BRIEF: Leave out the images and set down the records below exactly.

DATA TO EXAMINE:
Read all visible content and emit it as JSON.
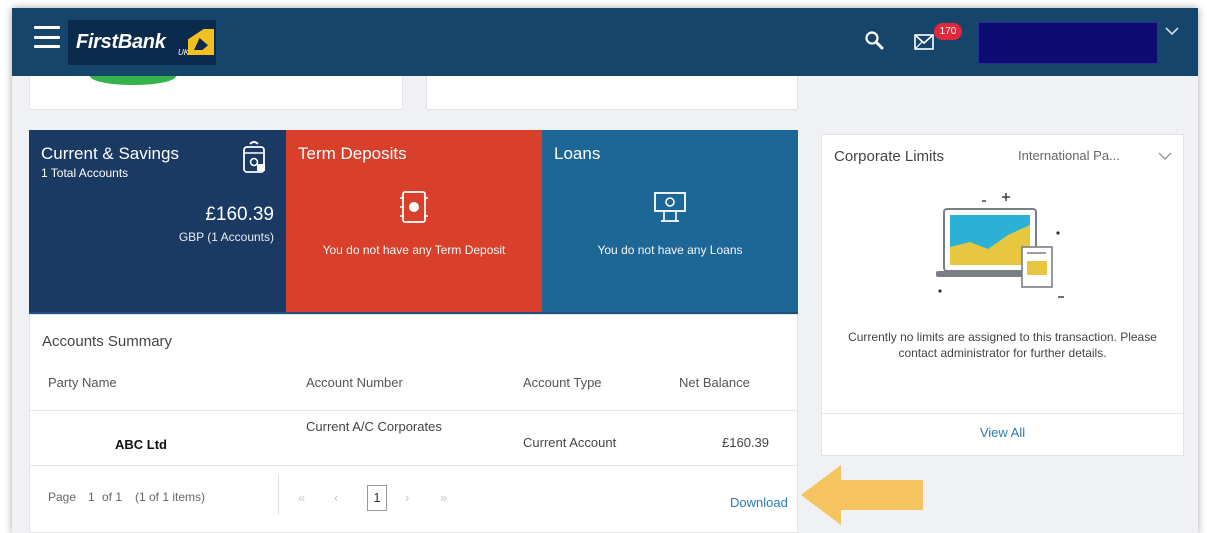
{
  "brand": {
    "name": "FirstBank",
    "region": "UK"
  },
  "header": {
    "notification_count": "170"
  },
  "tiles": {
    "current_savings": {
      "title": "Current & Savings",
      "subtitle": "1 Total Accounts",
      "amount": "£160.39",
      "note": "GBP (1 Accounts)"
    },
    "term_deposits": {
      "title": "Term Deposits",
      "message": "You do not have any Term Deposit"
    },
    "loans": {
      "title": "Loans",
      "message": "You do not have any Loans"
    }
  },
  "summary": {
    "title": "Accounts Summary",
    "columns": [
      "Party Name",
      "Account Number",
      "Account Type",
      "Net Balance"
    ],
    "rows": [
      {
        "party": "ABC Ltd",
        "account_number": "Current A/C Corporates",
        "account_type": "Current Account",
        "net_balance": "£160.39"
      }
    ],
    "pager": {
      "page_label": "Page",
      "page": "1",
      "of_label": "of 1",
      "items": "(1 of 1 items)",
      "current": "1",
      "first": "«",
      "prev": "‹",
      "next": "›",
      "last": "»"
    },
    "download": "Download"
  },
  "limits": {
    "title": "Corporate Limits",
    "selected": "International Pa...",
    "message": "Currently no limits are assigned to this transaction. Please contact administrator for further details.",
    "view_all": "View All"
  },
  "colors": {
    "header": "#16456b",
    "tile_cs": "#1a3963",
    "tile_td": "#d8402c",
    "tile_ln": "#1d6797",
    "accent_link": "#2a7ab3",
    "arrow": "#f5c45e"
  }
}
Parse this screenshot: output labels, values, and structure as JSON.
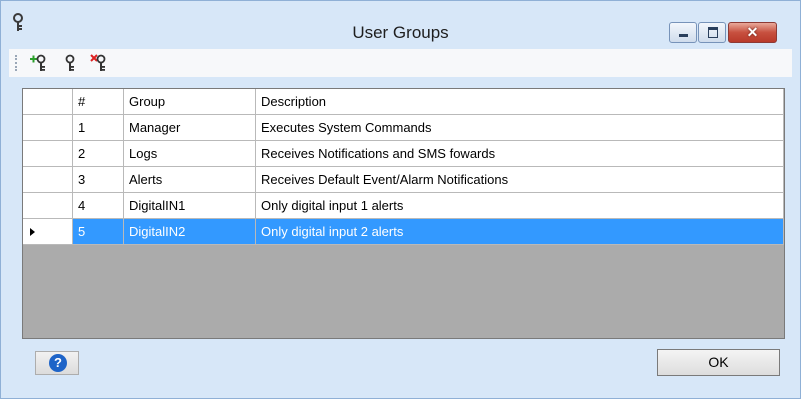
{
  "window": {
    "title": "User Groups",
    "close_glyph": "✕"
  },
  "toolbar": {
    "icons": [
      "add-group-icon",
      "edit-group-icon",
      "delete-group-icon"
    ]
  },
  "grid": {
    "columns": [
      "",
      "#",
      "Group",
      "Description"
    ],
    "rows": [
      {
        "num": "1",
        "group": "Manager",
        "description": "Executes System Commands",
        "selected": false
      },
      {
        "num": "2",
        "group": "Logs",
        "description": "Receives Notifications and SMS fowards",
        "selected": false
      },
      {
        "num": "3",
        "group": "Alerts",
        "description": "Receives Default Event/Alarm Notifications",
        "selected": false
      },
      {
        "num": "4",
        "group": "DigitalIN1",
        "description": "Only digital input 1 alerts",
        "selected": false
      },
      {
        "num": "5",
        "group": "DigitalIN2",
        "description": "Only digital input 2 alerts",
        "selected": true
      }
    ]
  },
  "buttons": {
    "help_glyph": "?",
    "ok_label": "OK"
  },
  "colors": {
    "selection": "#3399ff",
    "window_frame": "#d7e7f8",
    "empty_grid": "#ababab",
    "close_button": "#c7503f"
  }
}
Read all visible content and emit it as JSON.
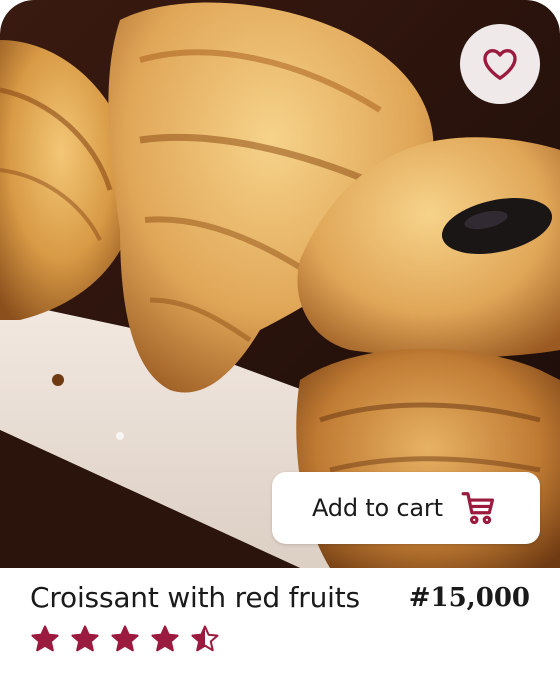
{
  "product": {
    "title": "Croissant with red fruits",
    "price": "#15,000",
    "rating": 4.5,
    "rating_max": 5,
    "image_icon": "croissant-photo"
  },
  "actions": {
    "add_to_cart_label": "Add to cart",
    "cart_icon": "shopping-cart-icon",
    "favorite_icon": "heart-outline-icon"
  },
  "colors": {
    "accent": "#9b1b3f",
    "favorite_bg": "#efe9ea",
    "text": "#1a1a1a"
  }
}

FINISHED EXERCISE:
Read all visible content and emit it as JSON.
{
  "brand": {
    "name": "FirstBank",
    "region": "UK"
  },
  "header": {
    "notification_count": "170"
  },
  "tiles": {
    "current_savings": {
      "title": "Current & Savings",
      "subtitle": "1 Total Accounts",
      "amount": "£160.39",
      "note": "GBP (1 Accounts)"
    },
    "term_deposits": {
      "title": "Term Deposits",
      "message": "You do not have any Term Deposit"
    },
    "loans": {
      "title": "Loans",
      "message": "You do not have any Loans"
    }
  },
  "summary": {
    "title": "Accounts Summary",
    "columns": [
      "Party Name",
      "Account Number",
      "Account Type",
      "Net Balance"
    ],
    "rows": [
      {
        "party": "ABC Ltd",
        "account_number": "Current A/C Corporates",
        "account_type": "Current Account",
        "net_balance": "£160.39"
      }
    ],
    "pager": {
      "page_label": "Page",
      "page": "1",
      "of_label": "of 1",
      "items": "(1 of 1 items)",
      "current": "1",
      "first": "«",
      "prev": "‹",
      "next": "›",
      "last": "»"
    },
    "download": "Download"
  },
  "limits": {
    "title": "Corporate Limits",
    "selected": "International Pa...",
    "message": "Currently no limits are assigned to this transaction. Please contact administrator for further details.",
    "view_all": "View All"
  },
  "colors": {
    "header": "#16456b",
    "tile_cs": "#1a3963",
    "tile_td": "#d8402c",
    "tile_ln": "#1d6797",
    "accent_link": "#2a7ab3",
    "arrow": "#f5c45e"
  }
}
Parse this screenshot: output labels, values, and structure as JSON.
{
  "window": {
    "title": "User Groups",
    "close_glyph": "✕"
  },
  "toolbar": {
    "icons": [
      "add-group-icon",
      "edit-group-icon",
      "delete-group-icon"
    ]
  },
  "grid": {
    "columns": [
      "",
      "#",
      "Group",
      "Description"
    ],
    "rows": [
      {
        "num": "1",
        "group": "Manager",
        "description": "Executes System Commands",
        "selected": false
      },
      {
        "num": "2",
        "group": "Logs",
        "description": "Receives Notifications and SMS fowards",
        "selected": false
      },
      {
        "num": "3",
        "group": "Alerts",
        "description": "Receives Default Event/Alarm Notifications",
        "selected": false
      },
      {
        "num": "4",
        "group": "DigitalIN1",
        "description": "Only digital input 1 alerts",
        "selected": false
      },
      {
        "num": "5",
        "group": "DigitalIN2",
        "description": "Only digital input 2 alerts",
        "selected": true
      }
    ]
  },
  "buttons": {
    "help_glyph": "?",
    "ok_label": "OK"
  },
  "colors": {
    "selection": "#3399ff",
    "window_frame": "#d7e7f8",
    "empty_grid": "#ababab",
    "close_button": "#c7503f"
  }
}
Read all visible content and emit it as JSON.
{
  "product": {
    "title": "Croissant with red fruits",
    "price": "#15,000",
    "rating": 4.5,
    "rating_max": 5,
    "image_icon": "croissant-photo"
  },
  "actions": {
    "add_to_cart_label": "Add to cart",
    "cart_icon": "shopping-cart-icon",
    "favorite_icon": "heart-outline-icon"
  },
  "colors": {
    "accent": "#9b1b3f",
    "favorite_bg": "#efe9ea",
    "text": "#1a1a1a"
  }
}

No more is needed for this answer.